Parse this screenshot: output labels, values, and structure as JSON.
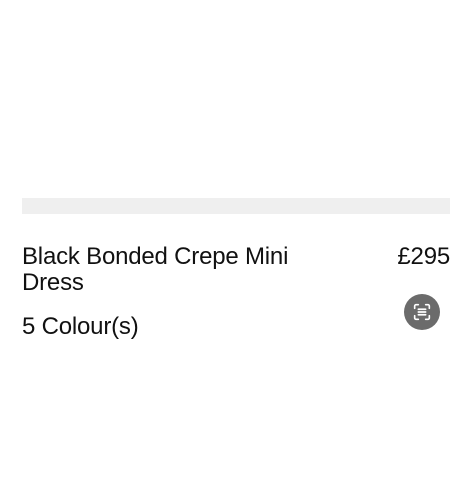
{
  "product": {
    "title": "Black Bonded Crepe Mini Dress",
    "colours": "5 Colour(s)",
    "price": "£295"
  },
  "icons": {
    "visual_search": "scan-search-icon"
  },
  "colors": {
    "image_placeholder_bar": "#efefef",
    "icon_button_bg": "#6b6b6b",
    "text": "#111111"
  }
}
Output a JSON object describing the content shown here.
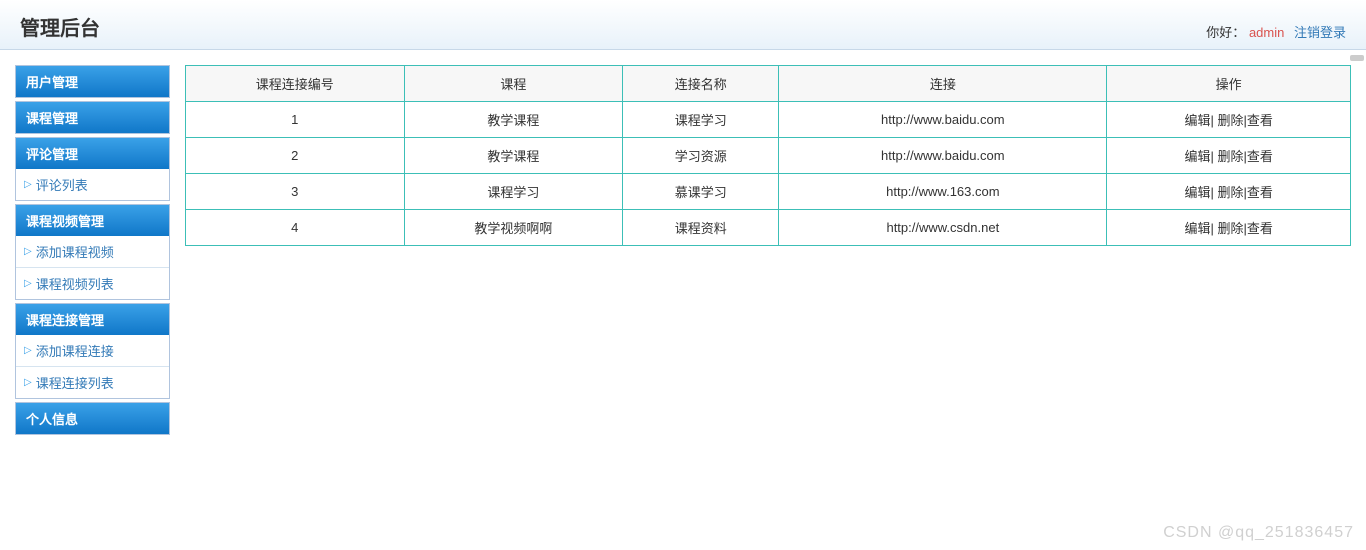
{
  "header": {
    "title": "管理后台",
    "greeting": "你好：",
    "username": "admin",
    "logout": "注销登录"
  },
  "sidebar": {
    "sections": [
      {
        "header": "用户管理",
        "items": []
      },
      {
        "header": "课程管理",
        "items": []
      },
      {
        "header": "评论管理",
        "items": [
          "评论列表"
        ]
      },
      {
        "header": "课程视频管理",
        "items": [
          "添加课程视频",
          "课程视频列表"
        ]
      },
      {
        "header": "课程连接管理",
        "items": [
          "添加课程连接",
          "课程连接列表"
        ]
      },
      {
        "header": "个人信息",
        "items": []
      }
    ]
  },
  "table": {
    "headers": [
      "课程连接编号",
      "课程",
      "连接名称",
      "连接",
      "操作"
    ],
    "rows": [
      {
        "id": "1",
        "course": "教学课程",
        "name": "课程学习",
        "link": "http://www.baidu.com"
      },
      {
        "id": "2",
        "course": "教学课程",
        "name": "学习资源",
        "link": "http://www.baidu.com"
      },
      {
        "id": "3",
        "course": "课程学习",
        "name": "慕课学习",
        "link": "http://www.163.com"
      },
      {
        "id": "4",
        "course": "教学视频啊啊",
        "name": "课程资料",
        "link": "http://www.csdn.net"
      }
    ],
    "actions": {
      "edit": "编辑",
      "delete": "删除",
      "view": "查看"
    }
  },
  "watermark": "CSDN @qq_251836457"
}
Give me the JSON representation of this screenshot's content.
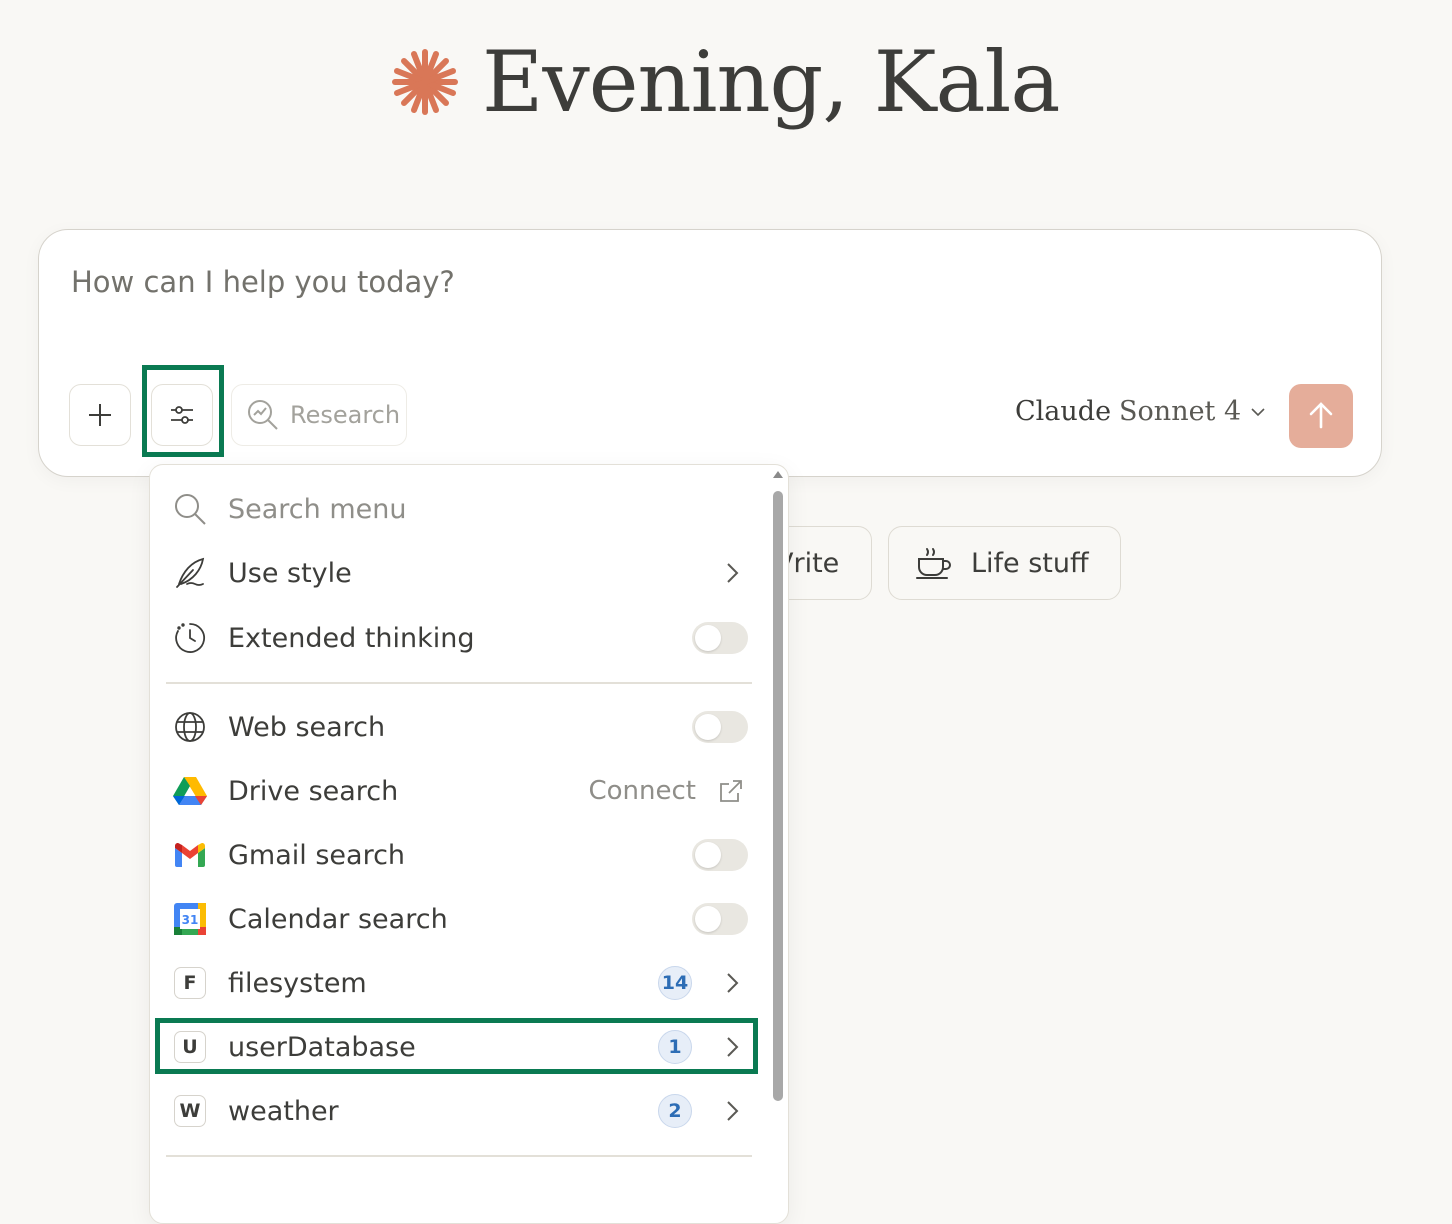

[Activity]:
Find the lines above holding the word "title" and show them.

[Exercise output]:
    "title": "Black Bonded Crepe Mini Dress",
    "title": "管理后台",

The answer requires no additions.